You might be wondering, “Where’s the catch?”. How are they able to serve live Japanese eels and fresh wasabi at prices lower than in Japan?
Teppei-san tells me that his strategy is to corner the market by sheer volume. He buys eels by the tons every week so that he can get them at good prices and passes the savings to his customers. This way, he tells me, no one else will be able to match his price and quality!
The unagi don set is served in the dining style made famous by the 140 year old Atsuta Houraiken in Nagoya. The dining style, popularly known as hitsumabushi, is actually a registered trademark of Houraiken, so the set at Man Man cannot not called “hitsumabushi“. But it is, in essence, “hitsumabushi” right down to the type of bowl that it is served in!
You are supposed to eat it in four stages. In the first stage, you eat it plain, then you add half of the spring onions, nori and wasabi and mix it together. On the third round, you add the condiments again together with the soup stock and have it ochazuke style. In the final stage, you decide which way you like best and eat it that way!
Teppei-san tells me that the response to Man Man is so good that he is planning to open a few more restaurants in order to meet the demand. He also has plans to open a new udon restaurant where he sells authentic udon at “spoil market” prices! Thanks Teppei-san, you know that Singaporeans really love “cheap and good!”

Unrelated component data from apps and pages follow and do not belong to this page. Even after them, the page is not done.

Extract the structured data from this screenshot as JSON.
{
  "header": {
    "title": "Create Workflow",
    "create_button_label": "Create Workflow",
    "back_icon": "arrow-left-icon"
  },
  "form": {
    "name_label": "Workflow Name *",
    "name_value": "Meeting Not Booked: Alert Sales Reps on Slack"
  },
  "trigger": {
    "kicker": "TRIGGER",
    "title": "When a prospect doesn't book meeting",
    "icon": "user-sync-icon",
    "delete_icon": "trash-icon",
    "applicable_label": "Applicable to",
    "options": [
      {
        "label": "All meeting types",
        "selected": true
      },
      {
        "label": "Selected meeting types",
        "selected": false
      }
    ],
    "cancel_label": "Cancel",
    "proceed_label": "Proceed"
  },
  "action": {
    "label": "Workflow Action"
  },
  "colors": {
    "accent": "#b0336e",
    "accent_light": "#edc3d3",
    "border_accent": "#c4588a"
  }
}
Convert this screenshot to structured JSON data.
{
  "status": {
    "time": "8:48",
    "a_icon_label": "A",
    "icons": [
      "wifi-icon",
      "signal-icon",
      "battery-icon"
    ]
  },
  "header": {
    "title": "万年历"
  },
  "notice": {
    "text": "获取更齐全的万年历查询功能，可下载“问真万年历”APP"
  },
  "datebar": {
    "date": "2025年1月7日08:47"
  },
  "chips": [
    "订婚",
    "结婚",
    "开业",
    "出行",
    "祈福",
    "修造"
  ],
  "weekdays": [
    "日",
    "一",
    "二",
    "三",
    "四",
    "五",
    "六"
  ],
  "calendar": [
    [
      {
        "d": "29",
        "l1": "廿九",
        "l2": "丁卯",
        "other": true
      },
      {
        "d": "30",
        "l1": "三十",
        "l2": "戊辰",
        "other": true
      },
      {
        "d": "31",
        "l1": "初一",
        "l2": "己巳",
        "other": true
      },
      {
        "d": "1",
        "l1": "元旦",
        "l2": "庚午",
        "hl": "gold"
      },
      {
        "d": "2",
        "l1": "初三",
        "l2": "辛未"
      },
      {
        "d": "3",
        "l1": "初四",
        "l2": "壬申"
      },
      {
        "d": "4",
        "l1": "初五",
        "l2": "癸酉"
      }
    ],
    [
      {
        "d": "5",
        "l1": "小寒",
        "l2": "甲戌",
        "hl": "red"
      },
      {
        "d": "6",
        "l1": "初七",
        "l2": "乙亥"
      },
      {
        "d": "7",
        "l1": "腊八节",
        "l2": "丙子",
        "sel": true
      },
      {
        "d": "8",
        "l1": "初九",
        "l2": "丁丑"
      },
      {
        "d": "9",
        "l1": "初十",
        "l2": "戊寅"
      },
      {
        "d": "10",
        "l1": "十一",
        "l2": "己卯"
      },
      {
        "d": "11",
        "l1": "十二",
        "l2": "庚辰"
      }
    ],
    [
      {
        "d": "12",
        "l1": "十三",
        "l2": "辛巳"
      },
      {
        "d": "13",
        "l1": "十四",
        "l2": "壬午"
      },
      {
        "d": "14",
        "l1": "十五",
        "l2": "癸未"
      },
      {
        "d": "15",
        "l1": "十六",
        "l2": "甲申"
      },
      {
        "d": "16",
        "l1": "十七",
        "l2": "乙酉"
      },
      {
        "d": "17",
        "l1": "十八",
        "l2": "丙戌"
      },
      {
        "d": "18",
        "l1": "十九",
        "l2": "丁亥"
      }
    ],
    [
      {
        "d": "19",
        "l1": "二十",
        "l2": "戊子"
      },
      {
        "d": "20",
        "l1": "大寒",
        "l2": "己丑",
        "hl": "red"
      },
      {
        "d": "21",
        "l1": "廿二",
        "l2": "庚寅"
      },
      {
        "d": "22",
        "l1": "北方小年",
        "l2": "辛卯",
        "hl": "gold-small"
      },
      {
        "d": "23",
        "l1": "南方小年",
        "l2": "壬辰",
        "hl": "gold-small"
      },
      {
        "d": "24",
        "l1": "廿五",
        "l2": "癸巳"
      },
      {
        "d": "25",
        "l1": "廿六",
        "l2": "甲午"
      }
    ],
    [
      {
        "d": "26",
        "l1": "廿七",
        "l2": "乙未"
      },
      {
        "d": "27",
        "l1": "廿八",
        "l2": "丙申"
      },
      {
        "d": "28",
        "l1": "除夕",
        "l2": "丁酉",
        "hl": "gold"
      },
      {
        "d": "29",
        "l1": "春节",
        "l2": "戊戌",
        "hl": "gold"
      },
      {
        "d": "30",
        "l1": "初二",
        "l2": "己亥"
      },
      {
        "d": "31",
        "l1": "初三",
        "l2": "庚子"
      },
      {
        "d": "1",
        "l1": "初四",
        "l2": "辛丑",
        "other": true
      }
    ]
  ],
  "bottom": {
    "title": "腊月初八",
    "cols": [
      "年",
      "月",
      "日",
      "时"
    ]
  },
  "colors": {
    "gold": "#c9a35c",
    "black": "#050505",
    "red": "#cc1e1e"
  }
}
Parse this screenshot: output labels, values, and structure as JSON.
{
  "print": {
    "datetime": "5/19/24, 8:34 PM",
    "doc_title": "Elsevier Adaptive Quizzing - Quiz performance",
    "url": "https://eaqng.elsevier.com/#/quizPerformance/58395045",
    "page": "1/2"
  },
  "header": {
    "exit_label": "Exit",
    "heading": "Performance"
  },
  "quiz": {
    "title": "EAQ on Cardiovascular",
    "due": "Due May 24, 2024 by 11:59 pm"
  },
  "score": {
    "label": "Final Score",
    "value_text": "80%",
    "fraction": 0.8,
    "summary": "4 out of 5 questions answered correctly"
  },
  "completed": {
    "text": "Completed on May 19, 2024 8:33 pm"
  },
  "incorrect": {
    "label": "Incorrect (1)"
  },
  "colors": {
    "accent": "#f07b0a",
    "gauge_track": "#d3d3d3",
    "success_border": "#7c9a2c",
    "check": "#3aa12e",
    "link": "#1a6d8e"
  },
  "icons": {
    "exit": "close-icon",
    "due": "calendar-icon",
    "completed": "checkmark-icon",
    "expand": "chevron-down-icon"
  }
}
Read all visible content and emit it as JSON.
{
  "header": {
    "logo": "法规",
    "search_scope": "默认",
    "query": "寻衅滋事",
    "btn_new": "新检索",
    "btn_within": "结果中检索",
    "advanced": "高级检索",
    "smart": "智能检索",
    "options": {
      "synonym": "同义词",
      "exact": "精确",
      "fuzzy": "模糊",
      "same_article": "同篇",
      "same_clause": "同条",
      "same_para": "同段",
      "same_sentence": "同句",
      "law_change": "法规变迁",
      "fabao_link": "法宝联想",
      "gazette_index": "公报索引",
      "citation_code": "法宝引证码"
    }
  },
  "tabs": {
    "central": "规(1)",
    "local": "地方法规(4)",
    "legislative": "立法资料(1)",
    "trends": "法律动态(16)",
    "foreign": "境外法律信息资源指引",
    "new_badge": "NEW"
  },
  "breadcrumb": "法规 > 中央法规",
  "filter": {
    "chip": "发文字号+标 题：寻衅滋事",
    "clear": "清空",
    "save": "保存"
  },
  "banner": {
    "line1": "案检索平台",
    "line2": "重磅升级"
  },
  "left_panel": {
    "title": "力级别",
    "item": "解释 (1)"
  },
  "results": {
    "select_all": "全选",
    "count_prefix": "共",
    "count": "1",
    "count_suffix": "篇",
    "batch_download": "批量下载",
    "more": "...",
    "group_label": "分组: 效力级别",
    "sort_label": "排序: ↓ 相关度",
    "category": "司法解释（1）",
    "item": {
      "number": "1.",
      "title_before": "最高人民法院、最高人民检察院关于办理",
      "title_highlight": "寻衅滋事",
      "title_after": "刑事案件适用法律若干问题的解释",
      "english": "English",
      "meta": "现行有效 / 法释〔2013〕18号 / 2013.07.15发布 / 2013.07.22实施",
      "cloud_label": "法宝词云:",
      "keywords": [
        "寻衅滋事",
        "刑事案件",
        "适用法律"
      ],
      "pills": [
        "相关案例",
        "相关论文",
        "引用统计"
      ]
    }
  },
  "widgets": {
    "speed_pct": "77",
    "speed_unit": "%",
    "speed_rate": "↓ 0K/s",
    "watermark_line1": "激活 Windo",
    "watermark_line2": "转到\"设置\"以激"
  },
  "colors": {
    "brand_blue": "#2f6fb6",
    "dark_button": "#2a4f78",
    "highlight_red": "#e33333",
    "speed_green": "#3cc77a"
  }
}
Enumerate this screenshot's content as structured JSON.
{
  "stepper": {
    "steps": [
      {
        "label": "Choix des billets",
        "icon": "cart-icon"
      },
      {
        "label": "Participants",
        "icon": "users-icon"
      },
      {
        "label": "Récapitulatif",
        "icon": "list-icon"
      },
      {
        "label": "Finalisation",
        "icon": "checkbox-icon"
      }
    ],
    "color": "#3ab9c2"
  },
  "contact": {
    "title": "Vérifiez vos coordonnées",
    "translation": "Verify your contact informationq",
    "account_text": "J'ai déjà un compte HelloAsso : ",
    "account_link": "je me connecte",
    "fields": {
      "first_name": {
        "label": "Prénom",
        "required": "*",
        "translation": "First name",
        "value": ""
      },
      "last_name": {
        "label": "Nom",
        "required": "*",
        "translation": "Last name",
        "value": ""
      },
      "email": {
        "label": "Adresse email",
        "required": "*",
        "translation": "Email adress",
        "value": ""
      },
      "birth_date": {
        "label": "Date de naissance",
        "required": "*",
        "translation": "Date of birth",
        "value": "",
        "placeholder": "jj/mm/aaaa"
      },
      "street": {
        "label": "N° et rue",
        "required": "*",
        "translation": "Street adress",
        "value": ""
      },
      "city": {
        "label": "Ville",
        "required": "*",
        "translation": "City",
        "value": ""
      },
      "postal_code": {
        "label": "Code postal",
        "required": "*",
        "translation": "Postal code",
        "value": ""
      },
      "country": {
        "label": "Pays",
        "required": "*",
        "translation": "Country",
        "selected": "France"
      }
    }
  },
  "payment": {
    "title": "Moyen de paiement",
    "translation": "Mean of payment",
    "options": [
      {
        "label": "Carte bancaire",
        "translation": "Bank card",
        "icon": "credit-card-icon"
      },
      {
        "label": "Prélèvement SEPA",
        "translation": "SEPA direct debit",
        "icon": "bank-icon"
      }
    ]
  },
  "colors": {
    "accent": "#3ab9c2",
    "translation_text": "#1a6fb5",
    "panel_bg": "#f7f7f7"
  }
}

My friend Jeff who has eaten hitsumabushi in Nagoya summed it up like this: “It might not be as good as what you get in Nagoya, but it’s close enough especially when you consider the price!” 4.5/5